It’s indisputable that hip hop music, both the creation of it by artists and the consumption of it by individuals, has manifested therapeutic properties. Artists and listeners agree: music can help you heal. “I was quiet in school. I never interacted with anybody, to be honest,” he says. “I was always in my head, rather than in the real world.” The biggest challenge for many artists has been translating what was going on inside their head to their canvas. For Kairos, it was the mic. “I thought to myself, ‘do I really want to talk about what happened to me?’” The level of vulnerability that an artist faces when they share their art with the world can be a frightening experience; one that keeps many artists from ever releasing their creations to the public. The fear if being judged, misunderstood, or deemed “wack” are all thoughts that new artists have to overcome in order to reach their potential. However, Cryptic Kairos powered through those inhibitions, and worked hard to produce his new pop-rap single, “We Live Long.” As far as the therapy behind the process, Kairos attests to its effectiveness for him as he worked on the project. “Writing a song was like weight lifted off my shoulders. When I went to go record that song, i felt like I was in therapy. I felt good afterwards. Even though I was embarrassed at first, I was glad to see that the lyrics were helping people. That made it totally worth it,” he says, which is really the purest motive for artistry there can be. “Every time something would happen (bullying, abuse) I would just ignore it; but this helped me heal.”
With his future as an artist ahead of him, Cryptic Kairos is optimistic hat his journey will be a light to others, and he looks to become a resource for others who go through trauma or struggle with social anxiety. “I can imagine just having a show and then afterwards, just bonding with people who came out, creating a platform for real connections,” he says. That mindset to connect listeners to each other will help his fans to have an opportunity to make friends with each other, and have people to talk to that understand them. As a unique artist with an inspiring story, the sky is just the beginning of his limit!

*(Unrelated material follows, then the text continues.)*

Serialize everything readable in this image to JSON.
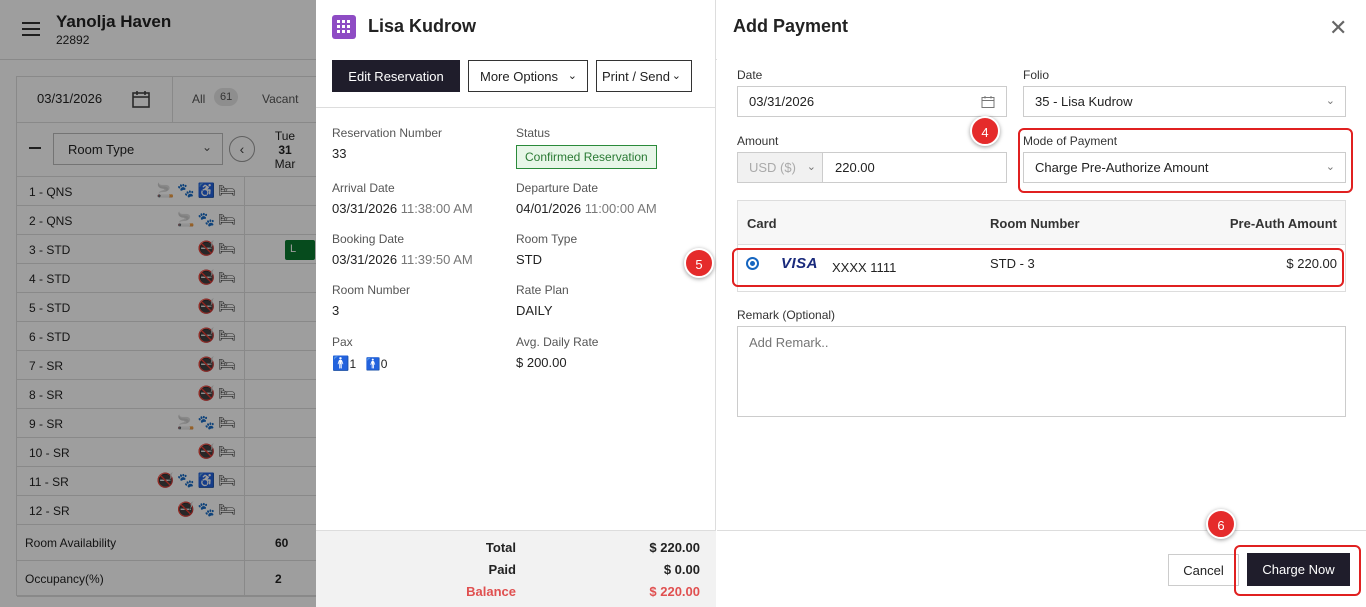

Connect and stay in touch with Cryptic Kairos on his website at cryptickairos.com!